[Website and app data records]
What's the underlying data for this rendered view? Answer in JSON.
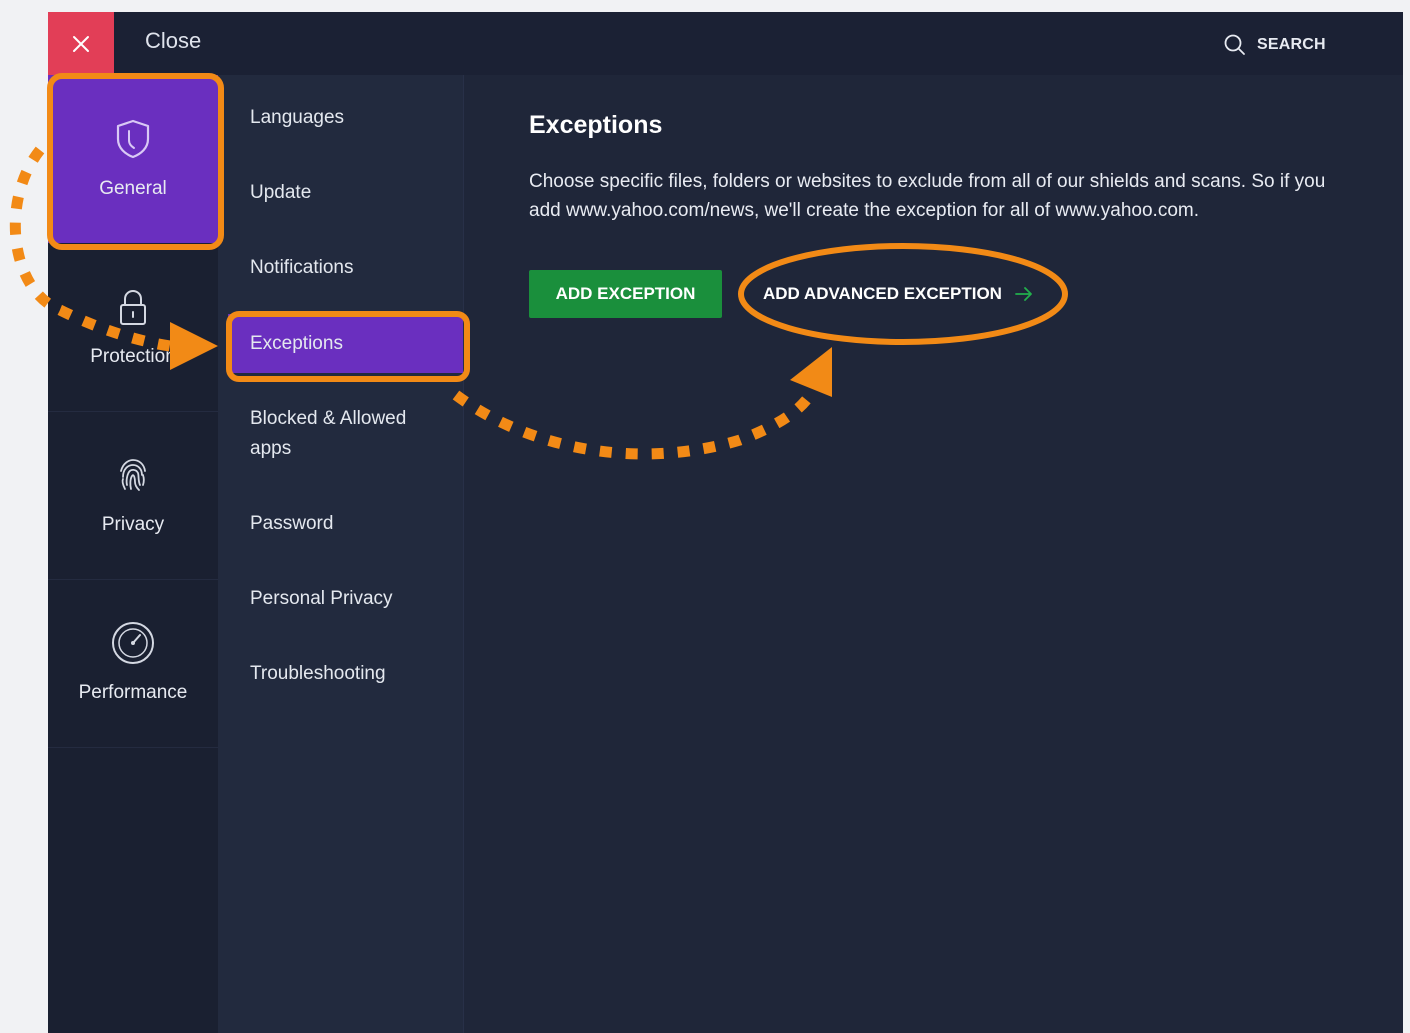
{
  "topbar": {
    "close_label": "Close",
    "close_icon": "close-icon",
    "search_label": "SEARCH",
    "search_icon": "search-icon"
  },
  "categories": [
    {
      "label": "General",
      "icon": "shield-icon",
      "selected": true
    },
    {
      "label": "Protection",
      "icon": "lock-icon",
      "selected": false
    },
    {
      "label": "Privacy",
      "icon": "fingerprint-icon",
      "selected": false
    },
    {
      "label": "Performance",
      "icon": "speedometer-icon",
      "selected": false
    }
  ],
  "submenu": [
    {
      "label": "Languages"
    },
    {
      "label": "Update"
    },
    {
      "label": "Notifications"
    },
    {
      "label": "Exceptions",
      "selected": true
    },
    {
      "label": "Blocked & Allowed apps"
    },
    {
      "label": "Password"
    },
    {
      "label": "Personal Privacy"
    },
    {
      "label": "Troubleshooting"
    }
  ],
  "content": {
    "title": "Exceptions",
    "description": "Choose specific files, folders or websites to exclude from all of our shields and scans. So if you add www.yahoo.com/news, we'll create the exception for all of www.yahoo.com.",
    "add_exception_label": "ADD EXCEPTION",
    "add_advanced_label": "ADD ADVANCED EXCEPTION",
    "add_advanced_icon": "arrow-right-icon"
  },
  "colors": {
    "background": "#1f2639",
    "accent_purple": "#6a2fbf",
    "close_red": "#e23e57",
    "button_green": "#1a8f3c",
    "annotation_orange": "#f28a16"
  }
}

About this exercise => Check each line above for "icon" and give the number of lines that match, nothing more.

Your solution => 7